● **TASK OBJECTIVE**: Skip the pictures. Give all the data again exactly.
◇ ◇ ◇ ◇ ◇ ◇ ◇
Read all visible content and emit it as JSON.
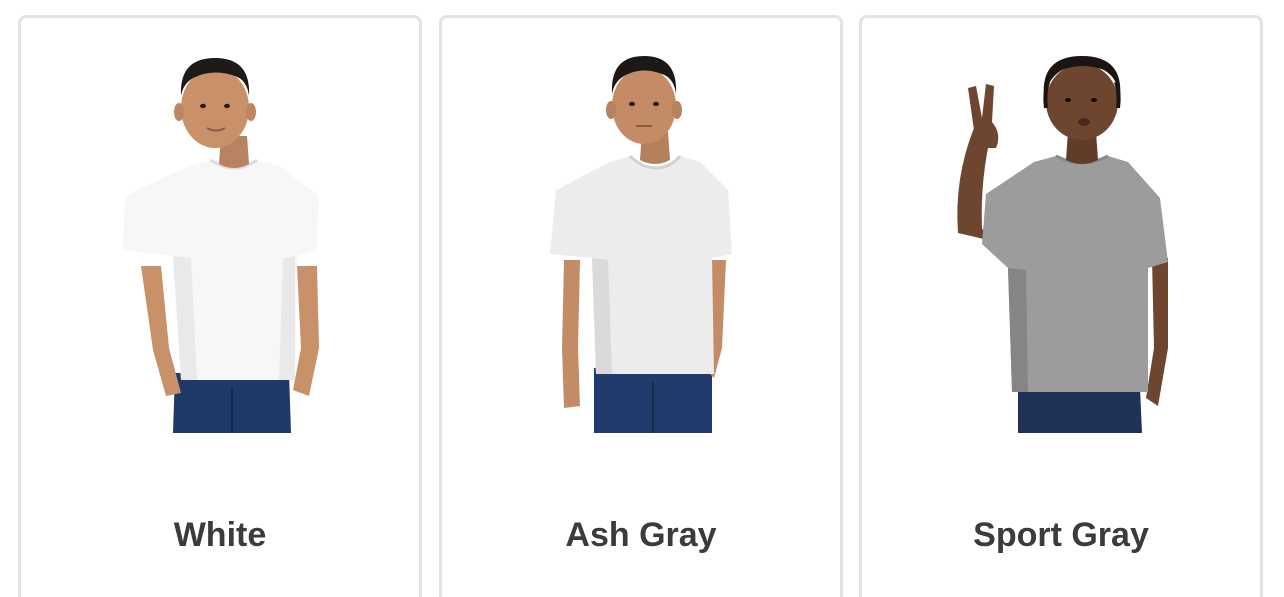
{
  "swatches": [
    {
      "label": "White",
      "image_icon": "boy-white-tshirt-photo",
      "colors": {
        "shirt": "#f7f7f7",
        "shirt_shade": "#e9e9e9",
        "jeans": "#1f3a68",
        "skin": "#c9916a",
        "hair": "#1e1a18"
      }
    },
    {
      "label": "Ash Gray",
      "image_icon": "boy-ash-gray-tshirt-photo",
      "colors": {
        "shirt": "#ececec",
        "shirt_shade": "#dadada",
        "jeans": "#203c6c",
        "skin": "#c48c66",
        "hair": "#1c1816"
      }
    },
    {
      "label": "Sport Gray",
      "image_icon": "child-sport-gray-tshirt-photo",
      "colors": {
        "shirt": "#9c9c9c",
        "shirt_shade": "#858585",
        "jeans": "#1f3358",
        "skin": "#6e4630",
        "hair": "#1a1412"
      }
    }
  ],
  "theme": {
    "border": "#e3e3e3",
    "label_color": "#3b3b3b",
    "background": "#ffffff"
  }
}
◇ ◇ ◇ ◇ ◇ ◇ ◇
● **RESULT FOR THIS TASK**:
Read all visible content and emit it as JSON.
{
  "swatches": [
    {
      "label": "White",
      "image_icon": "boy-white-tshirt-photo",
      "colors": {
        "shirt": "#f7f7f7",
        "shirt_shade": "#e9e9e9",
        "jeans": "#1f3a68",
        "skin": "#c9916a",
        "hair": "#1e1a18"
      }
    },
    {
      "label": "Ash Gray",
      "image_icon": "boy-ash-gray-tshirt-photo",
      "colors": {
        "shirt": "#ececec",
        "shirt_shade": "#dadada",
        "jeans": "#203c6c",
        "skin": "#c48c66",
        "hair": "#1c1816"
      }
    },
    {
      "label": "Sport Gray",
      "image_icon": "child-sport-gray-tshirt-photo",
      "colors": {
        "shirt": "#9c9c9c",
        "shirt_shade": "#858585",
        "jeans": "#1f3358",
        "skin": "#6e4630",
        "hair": "#1a1412"
      }
    }
  ],
  "theme": {
    "border": "#e3e3e3",
    "label_color": "#3b3b3b",
    "background": "#ffffff"
  }
}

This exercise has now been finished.